When I first got interested in the Mac platform and Cocoa development, it was a small victory if I walked into a Borders or Barnes & Noble and saw Aaron Hillegass’s Cocoa Programming book. Back then computer section bookshelves were filled with books on .Net, Java and Microsoft Office. Mac related conferences were also few and far between. MacHack existed and Apple held WWDC each year, but beyond those meetups, the Cocoa platform was relatively quiet.
Fast forward almost a decade and Apple has its own section at your local Barnes & Noble with many of those books being dedicated to building iPhone apps1. It also seems like there is a Mac or iOS related conference every month where developers flock to meet, discuss code and share their thoughts on the current state of the industry.
I’m writing this post 30,000 in the air on my way to Austin for one of those conferences: 360iDev. This is my second conference this year after making the trip to Atlanta for NSConference earlier this year and pretty much fills my quota for outside events.2
Conferences like 360, WWDC and Voices That Matter are great events to refuel your Kool-Aid repositories, but I can’t help but wonder when the bubble is going to burst. As with any hot technology, people swarm around it anyway they can. Developers are flocking to iOS as millions upon millions of iPhones and iPads are sold every quarter. Marketers are starting to become append “iOS expert” on their business card right underneath “Social Media Guru” and “Web Visionary”. Conference organizers also see there is money to be made by channeling the high interest in Cocoa.
I don’t fault them for it. One of my most rewarding experiences this year was going to NSConference and meeting so many people who enjoyed participating or purchasing software through the Indie+Relief event I organized earlier this year. Instead, I’m more curious the motivation of those people who attend each and every one of these conferences either in the capacity of a speaker or attendee.
My preparation time for my presentation and trip to 360 this week took an entire week of time away from me working on my Second Gear products. The run-up to WWDC each summer gives me the same “gotta get it done before San Francisco” mentality. I’m find doing that once or twice a year, but anymore time away from improving my products feels like time wasted.

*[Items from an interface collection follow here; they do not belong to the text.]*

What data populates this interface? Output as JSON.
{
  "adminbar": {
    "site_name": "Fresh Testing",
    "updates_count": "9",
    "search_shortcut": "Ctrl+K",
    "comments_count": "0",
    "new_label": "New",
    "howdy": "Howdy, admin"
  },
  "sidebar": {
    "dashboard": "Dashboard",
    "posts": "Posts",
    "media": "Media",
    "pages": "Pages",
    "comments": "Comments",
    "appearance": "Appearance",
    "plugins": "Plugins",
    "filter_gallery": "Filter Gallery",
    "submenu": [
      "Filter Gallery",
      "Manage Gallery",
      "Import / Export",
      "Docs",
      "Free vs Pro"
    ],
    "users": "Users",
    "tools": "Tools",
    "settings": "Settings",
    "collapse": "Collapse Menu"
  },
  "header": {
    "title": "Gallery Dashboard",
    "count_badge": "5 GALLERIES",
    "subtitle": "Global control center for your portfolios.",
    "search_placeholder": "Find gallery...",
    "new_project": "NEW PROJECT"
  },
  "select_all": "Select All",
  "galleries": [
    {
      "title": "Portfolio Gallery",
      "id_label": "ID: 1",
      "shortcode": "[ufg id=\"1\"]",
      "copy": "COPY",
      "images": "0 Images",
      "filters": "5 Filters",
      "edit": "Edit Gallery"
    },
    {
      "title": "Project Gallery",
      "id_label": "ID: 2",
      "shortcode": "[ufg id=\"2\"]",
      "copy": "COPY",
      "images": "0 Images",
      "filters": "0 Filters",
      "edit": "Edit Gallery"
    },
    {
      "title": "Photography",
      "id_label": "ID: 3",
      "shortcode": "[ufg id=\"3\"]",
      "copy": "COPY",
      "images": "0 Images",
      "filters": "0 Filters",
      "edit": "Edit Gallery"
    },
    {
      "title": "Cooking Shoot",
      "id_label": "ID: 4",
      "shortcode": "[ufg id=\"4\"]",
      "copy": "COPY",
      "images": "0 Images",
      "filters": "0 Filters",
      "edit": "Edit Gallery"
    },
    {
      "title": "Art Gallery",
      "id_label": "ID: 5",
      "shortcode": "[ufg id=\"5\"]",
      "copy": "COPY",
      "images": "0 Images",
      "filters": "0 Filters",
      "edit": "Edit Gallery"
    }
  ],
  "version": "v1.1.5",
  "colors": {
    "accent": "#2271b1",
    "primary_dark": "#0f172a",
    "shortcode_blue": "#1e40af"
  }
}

Camaraderie is great, but so is shipping software. That’s what I prefer to do.